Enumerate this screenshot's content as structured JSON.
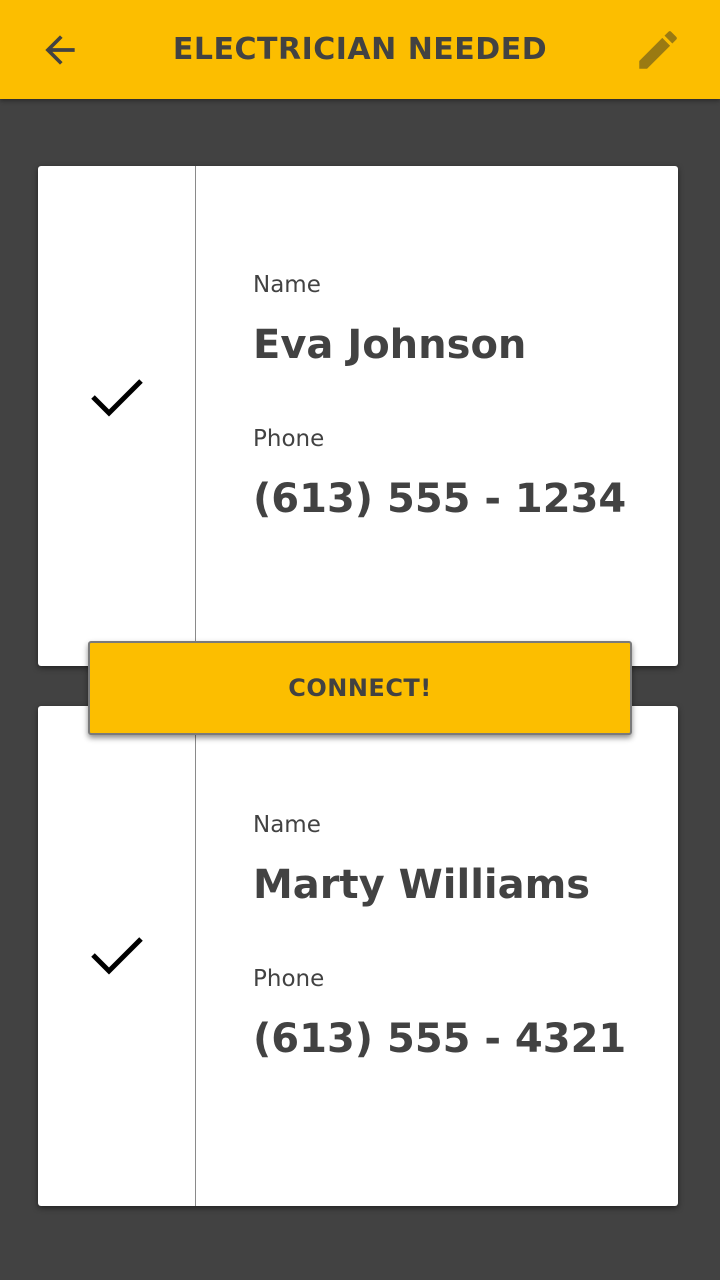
{
  "app_bar": {
    "title": "ELECTRICIAN NEEDED",
    "back_icon": "arrow-left-icon",
    "edit_icon": "pencil-icon",
    "background_color": "#FCBE00"
  },
  "contacts": [
    {
      "name_label": "Name",
      "name": "Eva Johnson",
      "phone_label": "Phone",
      "phone": "(613) 555 - 1234",
      "selected_icon": "checkmark-icon"
    },
    {
      "name_label": "Name",
      "name": "Marty Williams",
      "phone_label": "Phone",
      "phone": "(613) 555 - 4321",
      "selected_icon": "checkmark-icon"
    }
  ],
  "connect_button": {
    "label": "CONNECT!"
  },
  "colors": {
    "accent": "#FCBE00",
    "background": "#424242",
    "text": "#424242",
    "card": "#FFFFFF"
  }
}
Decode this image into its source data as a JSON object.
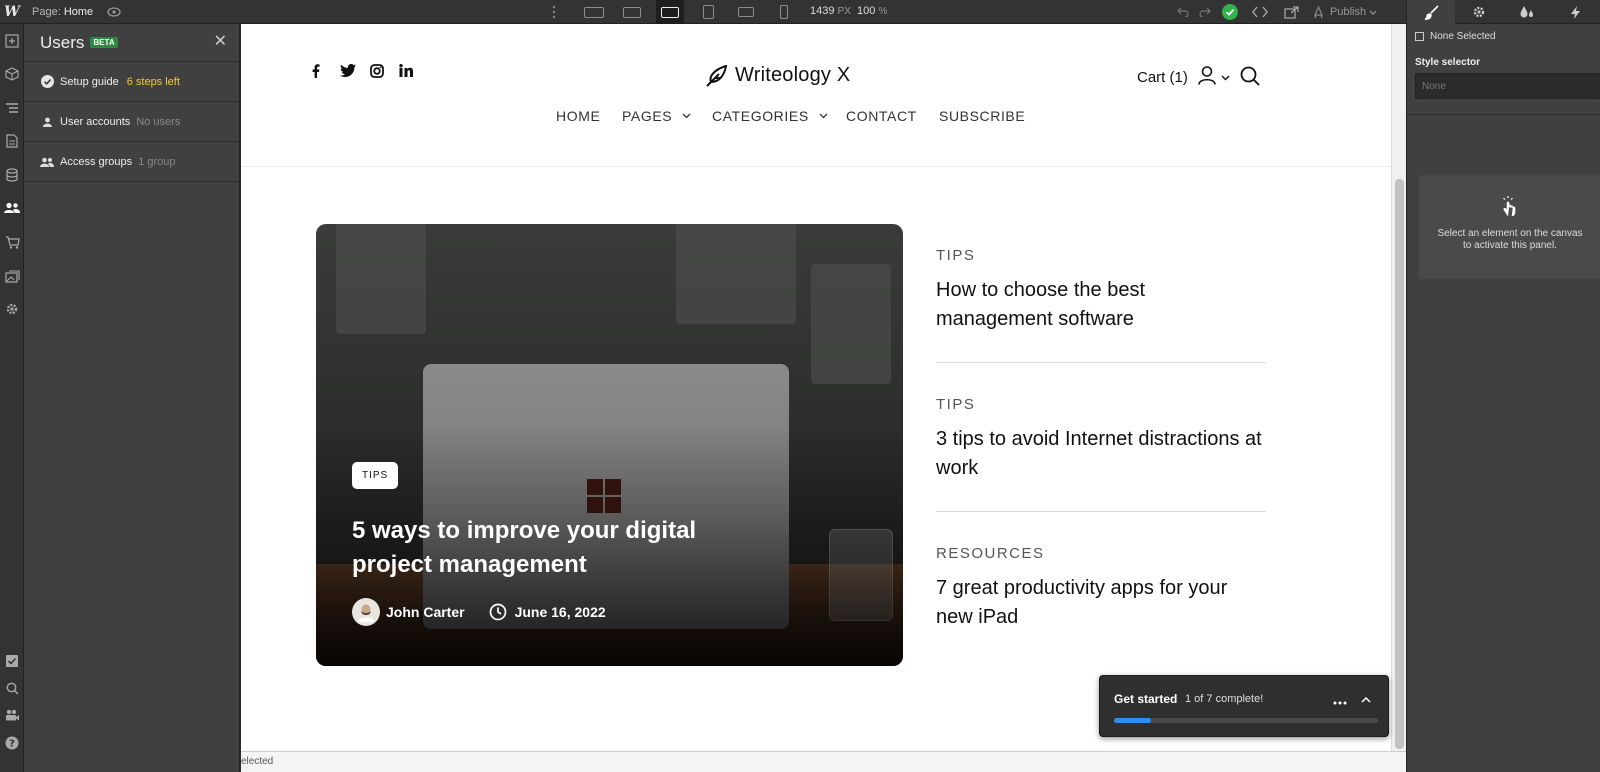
{
  "topbar": {
    "logo": "W",
    "page_prefix": "Page:",
    "page_name": "Home",
    "width_value": "1439",
    "width_unit": "PX",
    "zoom_value": "100",
    "zoom_unit": "%",
    "publish_label": "Publish"
  },
  "users_panel": {
    "title": "Users",
    "badge": "BETA",
    "rows": [
      {
        "label": "Setup guide",
        "note": "6 steps left"
      },
      {
        "label": "User accounts",
        "note": "No users"
      },
      {
        "label": "Access groups",
        "note": "1 group"
      }
    ]
  },
  "site": {
    "brand": "Writeology X",
    "cart": "Cart (1)",
    "nav": [
      "HOME",
      "PAGES",
      "CATEGORIES",
      "CONTACT",
      "SUBSCRIBE"
    ],
    "hero": {
      "tag": "TIPS",
      "title": "5 ways to improve your digital project management",
      "author": "John Carter",
      "date": "June 16, 2022"
    },
    "posts": [
      {
        "category": "TIPS",
        "title": "How to choose the best management software"
      },
      {
        "category": "TIPS",
        "title": "3 tips to avoid Internet distractions at work"
      },
      {
        "category": "RESOURCES",
        "title": "7 great productivity apps for your new iPad"
      }
    ]
  },
  "status_bar": "elected",
  "get_started": {
    "title": "Get started",
    "progress_text": "1 of 7 complete!",
    "progress_fraction": 0.14
  },
  "right_panel": {
    "selection": "None Selected",
    "style_selector_label": "Style selector",
    "style_selector_placeholder": "None",
    "hint": "Select an element on the canvas to activate this panel."
  },
  "colors": {
    "accent_blue": "#2f8cf0",
    "success_green": "#2fb34a",
    "warning_yellow": "#f5c542",
    "beta_green": "#2a8a3e"
  }
}
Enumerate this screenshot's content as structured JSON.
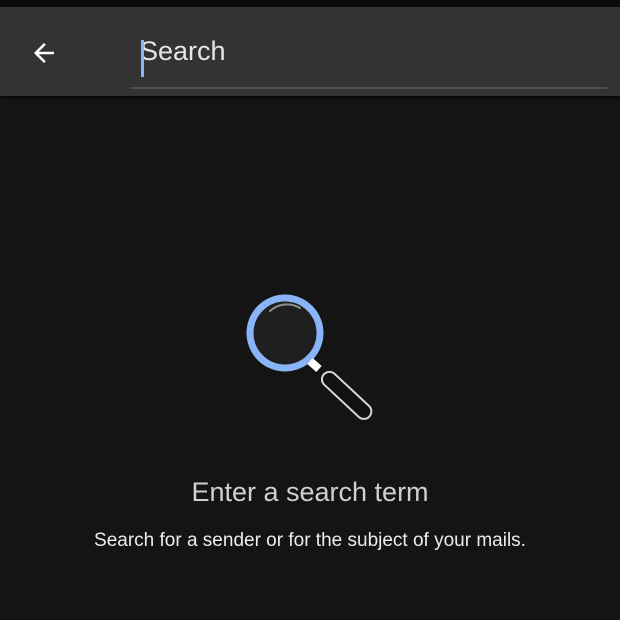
{
  "search": {
    "placeholder": "Search",
    "value": ""
  },
  "toolbar": {
    "back_icon": "arrow-left-icon"
  },
  "empty_state": {
    "icon": "magnifier-icon",
    "title": "Enter a search term",
    "subtitle": "Search for a sender or for the subject of your mails."
  },
  "colors": {
    "background": "#141414",
    "app_bar": "#333333",
    "accent": "#8ab4f8",
    "text_primary": "#ececec",
    "text_secondary": "#d0d0d0"
  }
}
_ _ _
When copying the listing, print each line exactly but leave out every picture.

RESPONSE BELOW —
Enumerate this screenshot's content as structured JSON.
{
  "app_bar": {
    "title": "ELECTRICIAN NEEDED",
    "back_icon": "arrow-left-icon",
    "edit_icon": "pencil-icon",
    "background_color": "#FCBE00"
  },
  "contacts": [
    {
      "name_label": "Name",
      "name": "Eva Johnson",
      "phone_label": "Phone",
      "phone": "(613) 555 - 1234",
      "selected_icon": "checkmark-icon"
    },
    {
      "name_label": "Name",
      "name": "Marty Williams",
      "phone_label": "Phone",
      "phone": "(613) 555 - 4321",
      "selected_icon": "checkmark-icon"
    }
  ],
  "connect_button": {
    "label": "CONNECT!"
  },
  "colors": {
    "accent": "#FCBE00",
    "background": "#424242",
    "text": "#424242",
    "card": "#FFFFFF"
  }
}
Decode this image into its source data as a JSON object.
{
  "topbar": {
    "logo": "W",
    "page_prefix": "Page:",
    "page_name": "Home",
    "width_value": "1439",
    "width_unit": "PX",
    "zoom_value": "100",
    "zoom_unit": "%",
    "publish_label": "Publish"
  },
  "users_panel": {
    "title": "Users",
    "badge": "BETA",
    "rows": [
      {
        "label": "Setup guide",
        "note": "6 steps left"
      },
      {
        "label": "User accounts",
        "note": "No users"
      },
      {
        "label": "Access groups",
        "note": "1 group"
      }
    ]
  },
  "site": {
    "brand": "Writeology X",
    "cart": "Cart (1)",
    "nav": [
      "HOME",
      "PAGES",
      "CATEGORIES",
      "CONTACT",
      "SUBSCRIBE"
    ],
    "hero": {
      "tag": "TIPS",
      "title": "5 ways to improve your digital project management",
      "author": "John Carter",
      "date": "June 16, 2022"
    },
    "posts": [
      {
        "category": "TIPS",
        "title": "How to choose the best management software"
      },
      {
        "category": "TIPS",
        "title": "3 tips to avoid Internet distractions at work"
      },
      {
        "category": "RESOURCES",
        "title": "7 great productivity apps for your new iPad"
      }
    ]
  },
  "status_bar": "elected",
  "get_started": {
    "title": "Get started",
    "progress_text": "1 of 7 complete!",
    "progress_fraction": 0.14
  },
  "right_panel": {
    "selection": "None Selected",
    "style_selector_label": "Style selector",
    "style_selector_placeholder": "None",
    "hint": "Select an element on the canvas to activate this panel."
  },
  "colors": {
    "accent_blue": "#2f8cf0",
    "success_green": "#2fb34a",
    "warning_yellow": "#f5c542",
    "beta_green": "#2a8a3e"
  }
}
Enumerate this screenshot's content as structured JSON.
{
  "search": {
    "placeholder": "Search",
    "value": ""
  },
  "toolbar": {
    "back_icon": "arrow-left-icon"
  },
  "empty_state": {
    "icon": "magnifier-icon",
    "title": "Enter a search term",
    "subtitle": "Search for a sender or for the subject of your mails."
  },
  "colors": {
    "background": "#141414",
    "app_bar": "#333333",
    "accent": "#8ab4f8",
    "text_primary": "#ececec",
    "text_secondary": "#d0d0d0"
  }
}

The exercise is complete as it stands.